After getting warmed up all over Thailand, we traveled by train to eastern Malaysia. After Kota Bharu, we chilled on the blissfully rustic Perhentian Islands back before the word was out, checking in at Abdul’s Chalets, the place our guidebook listed as ‘the quietest and one of the best places to stay.’ We paid $4.80 a night double, with an oceanfront view from our verandah.
We made our way through Malaysia to Singapore and across Indonesia to Lombok before circling back to Thailand and flying west to Nepal. Along the way, our trusty book led us to $3 motorbike rentals, great $1.50 meals, and the occasional travel agency that could be trusted. It also clued us in on how to get a driver for the day for $5 without also getting caught in a gem scam.
The author and then-girlfriend Donna at the top of Mt Merapi, Java (top), and after a batik class, Yogyakarta (bottom), 1994. Photo: Tim Leffel.
Changes in guidebooks, changes in us
In the summer of 2012 we went back to Asia—that girlfriend turned wife and I—but taking along the daughter born 11 years ago. This time we had a vacation budget and a youngster’s attention span to factor in. Twenty years ago our budget was $20 a day for two after flights. This time we were aiming for $150 a day for three. We’d gotten older and a litter wiser. Had we also gotten a bit, well, softer? We would see: for old time’s sake we packed the latest edition of the old standby, Southeast Asia on a Shoestring.
Comparing the old book to the new, many things were cheaper then, but not all of them. Back then, it cost a staggering $120 to visit Angkor Wat – if you could manage to make it there. With almost no hotels to choose from in the midst of a civil war, the few budget doubles in Siem Reap were listed from $12 to $30.
Fast forward to 2012 and the world has changed as much as we have. We headed out for a three week trip to Thailand, Cambodia, and Vietnam packing tools and information that were unthinkable back then. We had apps with maps, booking services in the palm of our hand, and the ability to see what other travelers we’d never met experienced at any hotel we’d want to visit. We could log in from any computer and find train schedules. Now we could, with a few taps and a credit card, book a double room at one of 50 hotels in Siem Reap, Cambodia listed for under $30 a night.

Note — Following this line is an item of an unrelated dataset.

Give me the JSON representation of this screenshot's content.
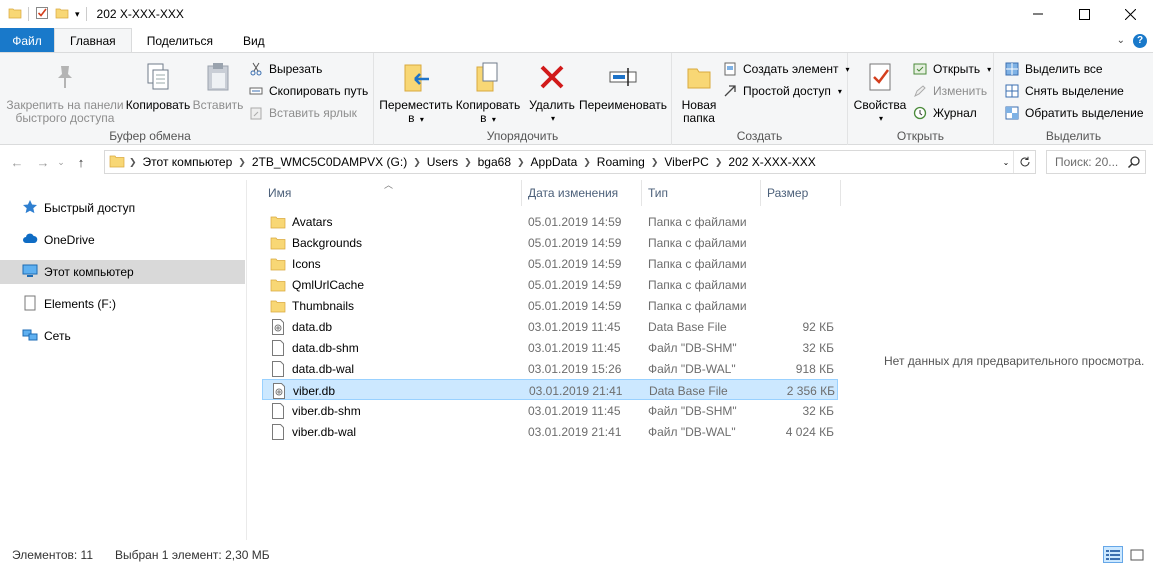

Part of the fun of looking back at that original trip is the differences of course, but it’s kind of comforting to return and recognize the essential elements that haven’t changed. The street food is still as varied, the markets are just as frantic, and the bargains are still as prevalent no matter what your budget may be. And here’s a journal entry from Chiang Mai in 1994 that could have been written yesterday:
‘Sidewalks are not meant for pedestrians. Sidewalks are a place to park your car, leave your motorbike, sell vegetables, set up a food stall, store your merchandise—anything more productive than walking from place to place.’

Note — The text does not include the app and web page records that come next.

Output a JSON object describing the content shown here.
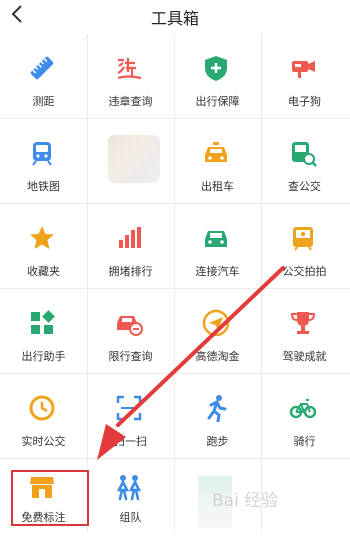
{
  "header": {
    "title": "工具箱"
  },
  "tools": [
    {
      "label": "测距",
      "icon": "ruler-icon",
      "color": "#3d8ce8"
    },
    {
      "label": "违章查询",
      "icon": "violation-icon",
      "color": "#ee5a52"
    },
    {
      "label": "出行保障",
      "icon": "shield-plus-icon",
      "color": "#2aa872"
    },
    {
      "label": "电子狗",
      "icon": "camera-icon",
      "color": "#ee5a52"
    },
    {
      "label": "地铁图",
      "icon": "subway-icon",
      "color": "#3d8ce8"
    },
    {
      "label": "",
      "icon": "blurred-icon",
      "color": "#e8e0d8"
    },
    {
      "label": "出租车",
      "icon": "taxi-icon",
      "color": "#f0a21b"
    },
    {
      "label": "查公交",
      "icon": "bus-search-icon",
      "color": "#2aa872"
    },
    {
      "label": "收藏夹",
      "icon": "star-icon",
      "color": "#f0a21b"
    },
    {
      "label": "拥堵排行",
      "icon": "bar-chart-icon",
      "color": "#ee5a52"
    },
    {
      "label": "连接汽车",
      "icon": "car-icon",
      "color": "#2aa872"
    },
    {
      "label": "公交拍拍",
      "icon": "bus-camera-icon",
      "color": "#f0a21b"
    },
    {
      "label": "出行助手",
      "icon": "grid-add-icon",
      "color": "#2aa872"
    },
    {
      "label": "限行查询",
      "icon": "car-limit-icon",
      "color": "#ee5a52"
    },
    {
      "label": "高德淘金",
      "icon": "paper-plane-icon",
      "color": "#f0a21b"
    },
    {
      "label": "驾驶成就",
      "icon": "trophy-icon",
      "color": "#ee5a52"
    },
    {
      "label": "实时公交",
      "icon": "clock-icon",
      "color": "#f0a21b"
    },
    {
      "label": "扫一扫",
      "icon": "scan-icon",
      "color": "#3d8ce8"
    },
    {
      "label": "跑步",
      "icon": "running-icon",
      "color": "#3d8ce8"
    },
    {
      "label": "骑行",
      "icon": "bicycle-icon",
      "color": "#2aa872"
    },
    {
      "label": "免费标注",
      "icon": "shop-icon",
      "color": "#f0a21b"
    },
    {
      "label": "组队",
      "icon": "team-icon",
      "color": "#3d8ce8"
    }
  ],
  "watermark": {
    "text": "Bai 经验"
  }
}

We appreciated our guidebook’s background info on the Grand Palace of Bangkok, the best parts of Angkor, the royal tombs of Hue, and the old city of Hanoi. We had apps for that, but they always felt more like a brochure than a resource: too brief, too fragmented, with no narrative flow. Like us though, LP guidebooks have changed and grown up too. They have gotten wise to feeding readers what they want (like itineraries and highlights) and have figured out how to appeal to a wider audience, including families.

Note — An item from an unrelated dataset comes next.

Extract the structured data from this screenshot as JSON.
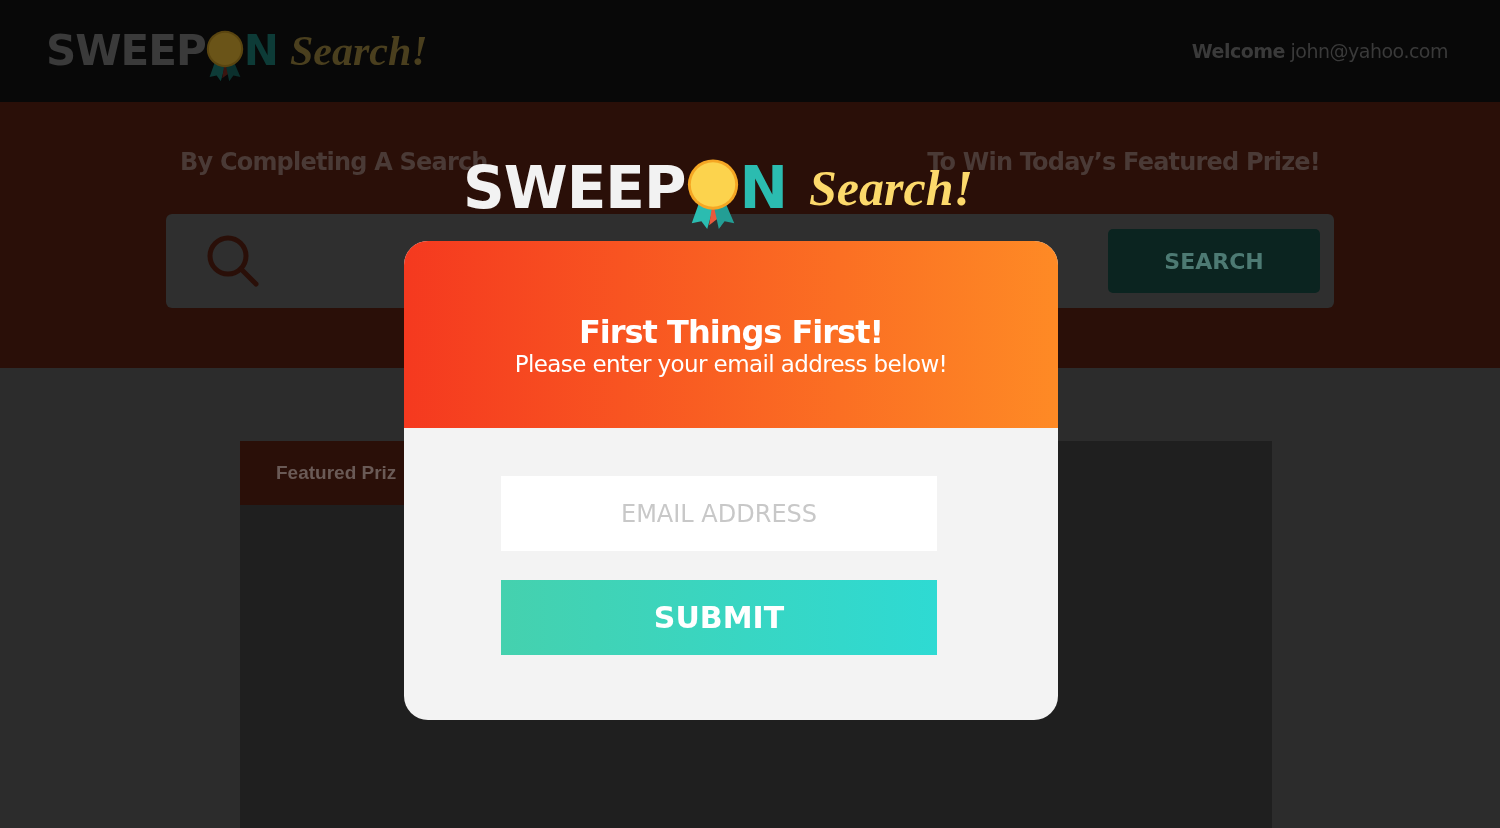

We used our book daily, especially for maps, but things were different now for us vacationing parents and their child. Looking at accommodation recommendations 20 years later, we felt…old. We’ll pass on that fan-cooled room with a shared cold-water shower for $7 a night, thank you. We’ll take the hotel with air-con and a private bath with nice towels.
Like Lonely Planet, two decades later we’ve grown up, gotten wiser, and yes, perhaps gotten a little softer.
Alina, Donna and Tim Leffel at the Silom Thai Cooking School, 2012. Photo: Tim Leffel.
Lonely Planet’s Southeast Asia on a shoestring – all grown up but still the definitive guide to budget travel in Southeast Asia.